In 2015, the Truth and Reconciliation Commission made public its final report on the history and legacy of Canada’s residential school system. There were 94 Calls to Action. Call to Action #80 called upon the Federal Government to establish a statutory holiday, A National Day for Truth and Reconciliation. In consultation with Canada’s indigenous people, September 30 was declared to be that day.
This Thursday will be the first National Day for Truth and Reconciliation. The day honours the lost children and survivors of residential schools, their families and communities.
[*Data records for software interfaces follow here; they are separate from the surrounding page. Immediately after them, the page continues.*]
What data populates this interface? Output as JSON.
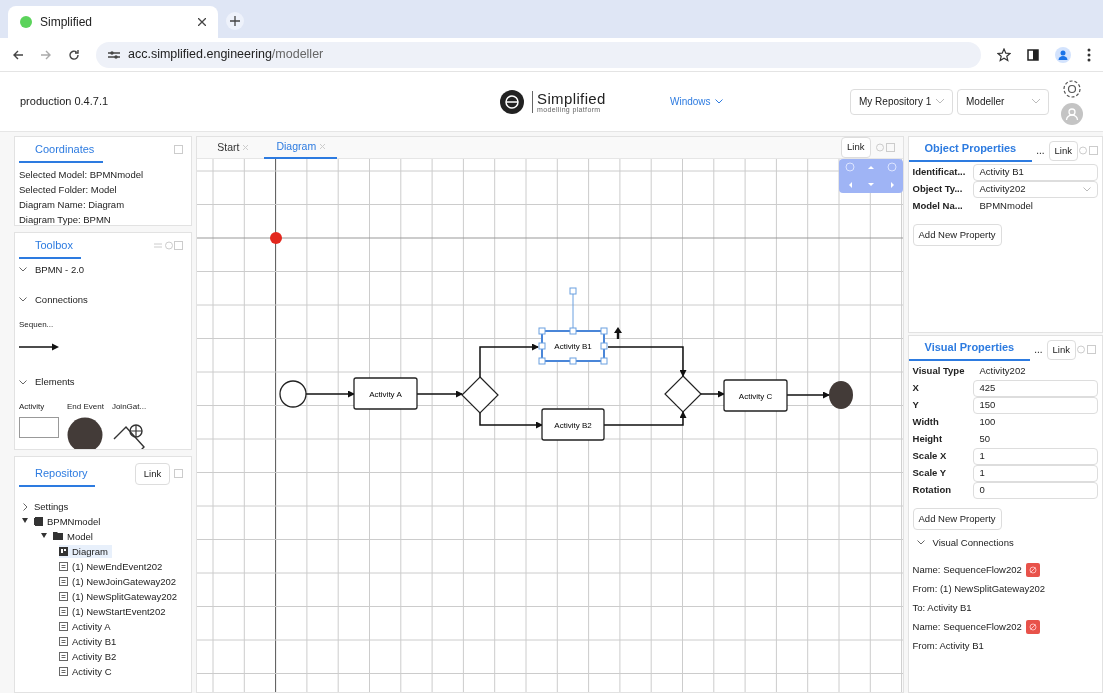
{
  "browser": {
    "tab_title": "Simplified",
    "url_host": "acc.simplified.engineering",
    "url_path": "/modeller"
  },
  "header": {
    "version": "production 0.4.7.1",
    "logo_title": "Simplified",
    "logo_subtitle": "modelling platform",
    "windows_menu": "Windows",
    "repository_select": "My Repository 1",
    "mode_select": "Modeller"
  },
  "coordinates": {
    "title": "Coordinates",
    "lines": [
      "Selected Model: BPMNmodel",
      "Selected Folder: Model",
      "Diagram Name: Diagram",
      "Diagram Type: BPMN"
    ]
  },
  "toolbox": {
    "title": "Toolbox",
    "group": "BPMN - 2.0",
    "connections_label": "Connections",
    "connections": [
      {
        "label": "Sequen..."
      }
    ],
    "elements_label": "Elements",
    "elements": [
      {
        "label": "Activity",
        "kind": "activity"
      },
      {
        "label": "End Event",
        "kind": "end"
      },
      {
        "label": "JoinGat...",
        "kind": "join"
      }
    ]
  },
  "repository": {
    "title": "Repository",
    "link": "Link",
    "tree": [
      {
        "label": "Settings",
        "kind": "folder-toggle",
        "expanded": false,
        "selected": false
      },
      {
        "label": "BPMNmodel",
        "kind": "model",
        "expanded": true,
        "selected": false,
        "children": [
          {
            "label": "Model",
            "kind": "folder",
            "expanded": true,
            "selected": false,
            "children": [
              {
                "label": "Diagram",
                "kind": "diagram",
                "selected": true
              },
              {
                "label": "(1) NewEndEvent202",
                "kind": "object",
                "selected": false
              },
              {
                "label": "(1) NewJoinGateway202",
                "kind": "object",
                "selected": false
              },
              {
                "label": "(1) NewSplitGateway202",
                "kind": "object",
                "selected": false
              },
              {
                "label": "(1) NewStartEvent202",
                "kind": "object",
                "selected": false
              },
              {
                "label": "Activity A",
                "kind": "object",
                "selected": false
              },
              {
                "label": "Activity B1",
                "kind": "object",
                "selected": false
              },
              {
                "label": "Activity B2",
                "kind": "object",
                "selected": false
              },
              {
                "label": "Activity C",
                "kind": "object",
                "selected": false
              }
            ]
          }
        ]
      }
    ]
  },
  "editor": {
    "tabs": [
      {
        "label": "Start",
        "selected": false
      },
      {
        "label": "Diagram",
        "selected": true
      }
    ],
    "link": "Link",
    "nodes": [
      {
        "kind": "start"
      },
      {
        "kind": "activity",
        "label": "Activity A",
        "selected": false
      },
      {
        "kind": "gateway"
      },
      {
        "kind": "activity",
        "label": "Activity B1",
        "selected": true
      },
      {
        "kind": "activity",
        "label": "Activity B2",
        "selected": false
      },
      {
        "kind": "gateway"
      },
      {
        "kind": "activity",
        "label": "Activity C",
        "selected": false
      },
      {
        "kind": "end"
      }
    ]
  },
  "object_properties": {
    "title": "Object Properties",
    "more": "...",
    "link": "Link",
    "rows": [
      {
        "label": "Identificat...",
        "value": "Activity B1",
        "kind": "input"
      },
      {
        "label": "Object Ty...",
        "value": "Activity202",
        "kind": "select"
      },
      {
        "label": "Model Na...",
        "value": "BPMNmodel",
        "kind": "text"
      }
    ],
    "add_button": "Add New Property"
  },
  "visual_properties": {
    "title": "Visual Properties",
    "more": "...",
    "link": "Link",
    "rows": [
      {
        "label": "Visual Type",
        "value": "Activity202",
        "kind": "text"
      },
      {
        "label": "X",
        "value": "425",
        "kind": "input"
      },
      {
        "label": "Y",
        "value": "150",
        "kind": "input"
      },
      {
        "label": "Width",
        "value": "100",
        "kind": "text"
      },
      {
        "label": "Height",
        "value": "50",
        "kind": "text"
      },
      {
        "label": "Scale X",
        "value": "1",
        "kind": "input"
      },
      {
        "label": "Scale Y",
        "value": "1",
        "kind": "input"
      },
      {
        "label": "Rotation",
        "value": "0",
        "kind": "input"
      }
    ],
    "add_button": "Add New Property",
    "connections_label": "Visual Connections",
    "connection_lines": [
      {
        "text": "Name: SequenceFlow202",
        "kind": "name"
      },
      {
        "text": "From: (1) NewSplitGateway202",
        "kind": "plain"
      },
      {
        "text": "To: Activity B1",
        "kind": "plain"
      },
      {
        "text": "Name: SequenceFlow202",
        "kind": "name"
      },
      {
        "text": "From: Activity B1",
        "kind": "plain"
      }
    ]
  }
}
Public commemoration of the tragic and painful history and ongoing impacts of residential schools is a vital component of the reconciliation process.
Wildsight Golden is taking the day to honour our First Peoples and the truth of this horrendous history. We are encouraging all to reflect and deepen their understanding of the lasting legacies of residential schools on survivors, their families and the families of missing children.
Indigenous communities have a close relationship with the environment and their historical knowledge must be at the centre of the climate action discussion.
“Many of the richest biodiverse regions are protected largely in part because of the resistance by Indigenous communities to those regions,” says Eriel Deranger, executive director of Indigenous Climate Action.
Indigenous people have a historical, spiritual and social relationship with the land and their science is key to understanding our connections to the land. Without including Indigenous science and leadership to combat our current climate crisis, we are lost.
“Indigenous peoples are repositories of learning and knowledge about how to cope successfully with local-level climate change and respond effectively to major environmental changes such as natural disasters,” says Myrna Cunningham Kain, chair of the Pawanka Fund.
Honouring Canada’s First Peoples, listening to their stories and working on reconciling the major trauma that colonization has had on their culture and knowledge is critical for reconciliation. Reconciliation is defined as: “the restoration of friendly relations” (Oxford dictionary) and reconciliation must happen so that we can work together to save our planet.
Read more here